Multimedia Sculpture Video Installation

HVCCA: Hudson Valley Center for Contemporary Art

ROOTLESS ALGAS  |  Peekskill, NY  2008

Courtesy of the artist and Hudson Valley Center for Contemporary Art, photo by Grimanesa Amorós Studio

Media: Abaca cast paper and multimedia
Dimensions: 30ft x 16.5 ft
Music: Hilmar Örn Hilmarson

ARTIST STATEMENT (English / Espanol)

In this work I am exploring my experience on Flatey, an island in Breidafjördur Bay off the coast of Iceland. I had intended to observe and make sketches of the area’s abundant birds, such as Arctic Terns, Red-throated Divers and Black Guillemots, but I learned upon my arrival that two days earlier the birds had migrated to a warmer climate. When my husband, my daughter Shammiel and I arrived, we greatly increased the population of the remote island. Under these circumstances, I found that I was able only to make direct observations with what there was around me. A key part of this trip for all of us was trying to overcome our feelings of isolation and foreignness by exploring the island’s natural habitat.
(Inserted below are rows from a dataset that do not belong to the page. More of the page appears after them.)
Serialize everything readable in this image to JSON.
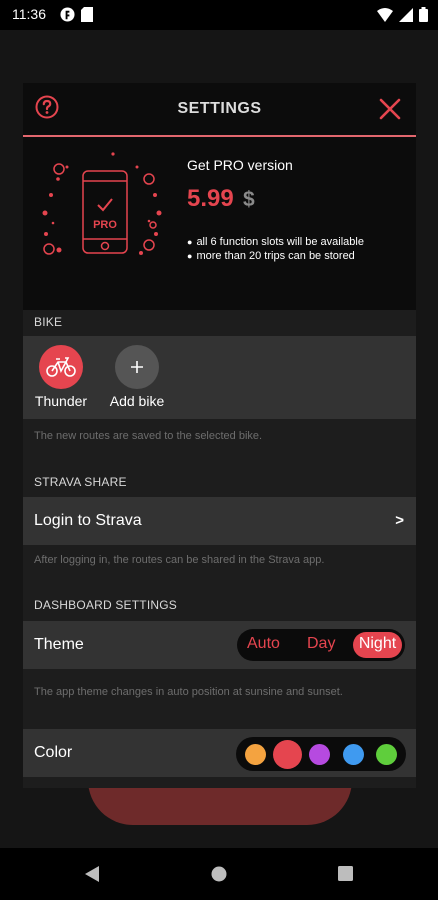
{
  "status_bar": {
    "time": "11:36"
  },
  "dialog": {
    "title": "SETTINGS",
    "pro": {
      "title": "Get PRO version",
      "price": "5.99",
      "currency": "$",
      "illustration_label": "PRO",
      "bullets": [
        "all 6 function slots will be available",
        "more than 20 trips can be stored"
      ]
    },
    "bike": {
      "section": "BIKE",
      "items": [
        {
          "label": "Thunder",
          "icon": "bicycle-icon",
          "color": "#e5454f",
          "selected": true
        },
        {
          "label": "Add bike",
          "icon": "plus-icon",
          "color": "#555555",
          "selected": false
        }
      ],
      "hint": "The new routes are saved to the selected bike."
    },
    "strava": {
      "section": "STRAVA SHARE",
      "login_label": "Login to Strava",
      "chevron": ">",
      "hint": "After logging in, the routes can be shared in the Strava app."
    },
    "dashboard": {
      "section": "DASHBOARD SETTINGS",
      "theme_label": "Theme",
      "theme_options": [
        "Auto",
        "Day",
        "Night"
      ],
      "theme_selected": "Night",
      "hint": "The app theme changes in auto position at sunsine and sunset.",
      "color_label": "Color",
      "colors": [
        "#f4a340",
        "#e5454f",
        "#b64ae0",
        "#3f9af0",
        "#5fce3c"
      ],
      "color_selected": "#e5454f"
    }
  },
  "accent_color": "#e5454f"
}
The rocks on the shores of Flatey were covered with thick and textured accumulations of a type of algae that I had never seen before. The colors and the immensity of these piles were overwhelming. They were aesthetically beautiful, yet I couldn’t explore the shores nor go swimming without stepping in and around the vegetation. This limitation enhanced my internal sensation of being confined; yet, like the algae, I cannot be connected to any one place. Algae have holdfasts that serve as temporary anchors but are not necessary for attaining nutrients. It is common for algae to hold on to each other like refugees, to facilitate ocean travel. My fascination with the algae increased as I also identified with their lack of roots.

For this installation, Rootless Algas, large multi-colored algae have been made by casting translucent abaca sheets into molds that are then hung from ceiling to floor. The work intends to express certain feelings of isolation and attempts to convey characteristics of the actual experience rather than explorations or descriptions. I have removed the plants from their original context and reinvented them to highlight the dynamic between nature and human beings. The configurations of the area require people to experience their surroundings from multiple viewpoints. That spatial virtuality is augmented with a video projection and soundtrack by Icelandic composer Hilmar Örn Hilmarsson. In addition, viewers will have to find and create their own space and in doing so they will recreate on a small scale the limitless scope of the natural world.